Work to complete: In the material below, identify each line bearing the word "positions". Reproduce those lines.

Provided records:
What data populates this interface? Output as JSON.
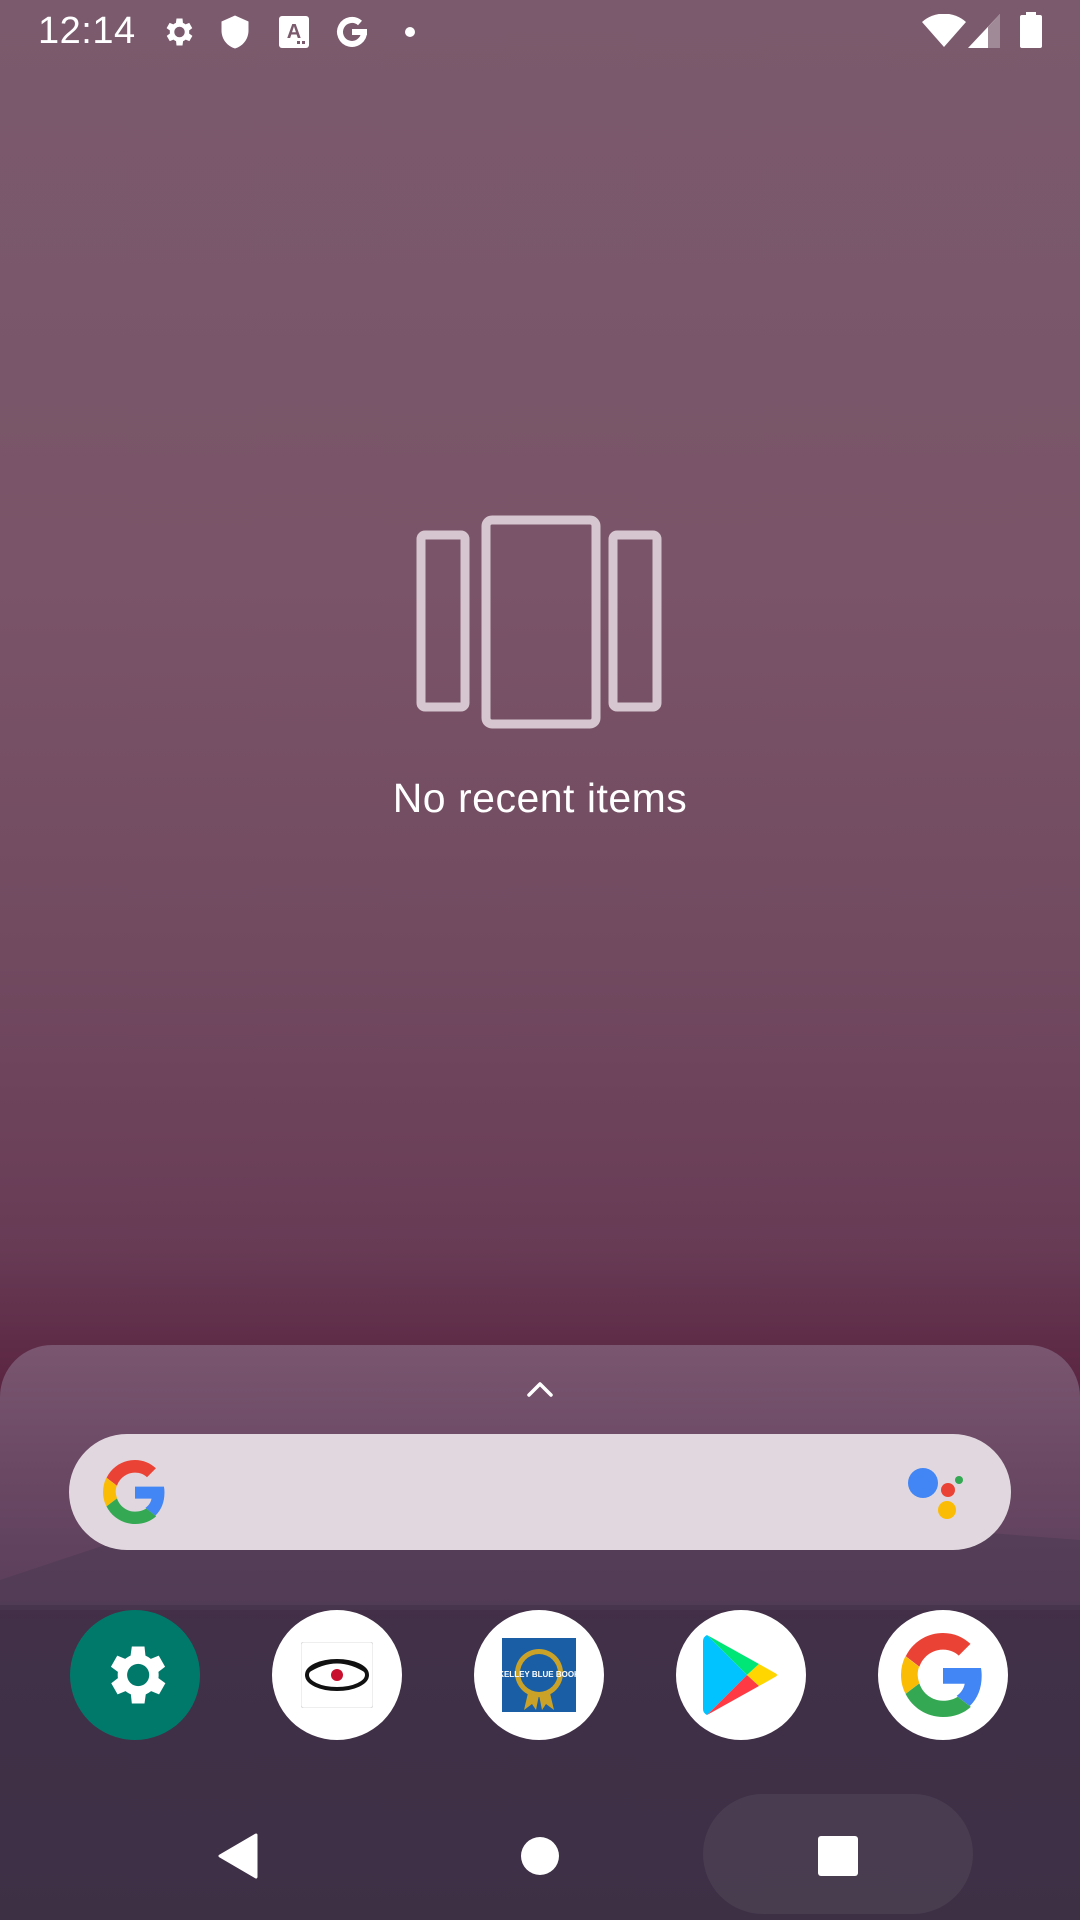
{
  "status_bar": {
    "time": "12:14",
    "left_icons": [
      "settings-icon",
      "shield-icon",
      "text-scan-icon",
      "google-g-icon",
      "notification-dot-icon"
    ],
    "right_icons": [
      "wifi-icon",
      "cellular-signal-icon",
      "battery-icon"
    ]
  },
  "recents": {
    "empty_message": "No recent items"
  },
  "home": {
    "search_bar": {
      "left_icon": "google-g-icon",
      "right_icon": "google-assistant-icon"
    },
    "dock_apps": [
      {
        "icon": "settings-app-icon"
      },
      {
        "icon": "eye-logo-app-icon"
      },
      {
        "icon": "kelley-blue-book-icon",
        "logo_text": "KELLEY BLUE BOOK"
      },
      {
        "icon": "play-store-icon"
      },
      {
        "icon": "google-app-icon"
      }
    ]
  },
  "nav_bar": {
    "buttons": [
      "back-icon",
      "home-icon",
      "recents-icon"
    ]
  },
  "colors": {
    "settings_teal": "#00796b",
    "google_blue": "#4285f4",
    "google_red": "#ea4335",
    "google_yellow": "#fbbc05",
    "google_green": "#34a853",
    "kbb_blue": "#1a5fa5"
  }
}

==

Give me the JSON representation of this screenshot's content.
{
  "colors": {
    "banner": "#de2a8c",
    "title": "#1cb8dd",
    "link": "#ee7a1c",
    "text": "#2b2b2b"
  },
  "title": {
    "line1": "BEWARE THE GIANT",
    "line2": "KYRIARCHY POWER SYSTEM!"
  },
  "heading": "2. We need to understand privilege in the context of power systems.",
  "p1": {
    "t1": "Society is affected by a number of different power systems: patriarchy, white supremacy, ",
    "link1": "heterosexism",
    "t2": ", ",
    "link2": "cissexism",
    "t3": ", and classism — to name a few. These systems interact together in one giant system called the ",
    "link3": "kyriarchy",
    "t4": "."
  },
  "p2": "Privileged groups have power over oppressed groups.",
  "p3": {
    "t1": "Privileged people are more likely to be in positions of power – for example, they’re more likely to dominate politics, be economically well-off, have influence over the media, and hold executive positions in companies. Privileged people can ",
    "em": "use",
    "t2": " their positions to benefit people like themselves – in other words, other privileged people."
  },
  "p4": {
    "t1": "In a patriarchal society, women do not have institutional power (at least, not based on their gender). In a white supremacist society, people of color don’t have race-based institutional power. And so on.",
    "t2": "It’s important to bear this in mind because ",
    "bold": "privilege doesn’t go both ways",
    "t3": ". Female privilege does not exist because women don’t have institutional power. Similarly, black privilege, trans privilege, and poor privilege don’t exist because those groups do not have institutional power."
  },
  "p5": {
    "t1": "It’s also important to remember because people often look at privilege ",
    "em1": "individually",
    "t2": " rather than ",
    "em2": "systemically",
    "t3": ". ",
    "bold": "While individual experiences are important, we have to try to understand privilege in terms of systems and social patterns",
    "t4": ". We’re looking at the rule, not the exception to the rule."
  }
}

Exercise result:
    "t1": "Privileged people are more likely to be in positions of power – for example, they’re more likely to dominate politics, be economically well-off, have influence over the media, and hold executive positions in companies. Privileged people can ",
    "t2": " their positions to benefit people like themselves – in other words, other privileged people."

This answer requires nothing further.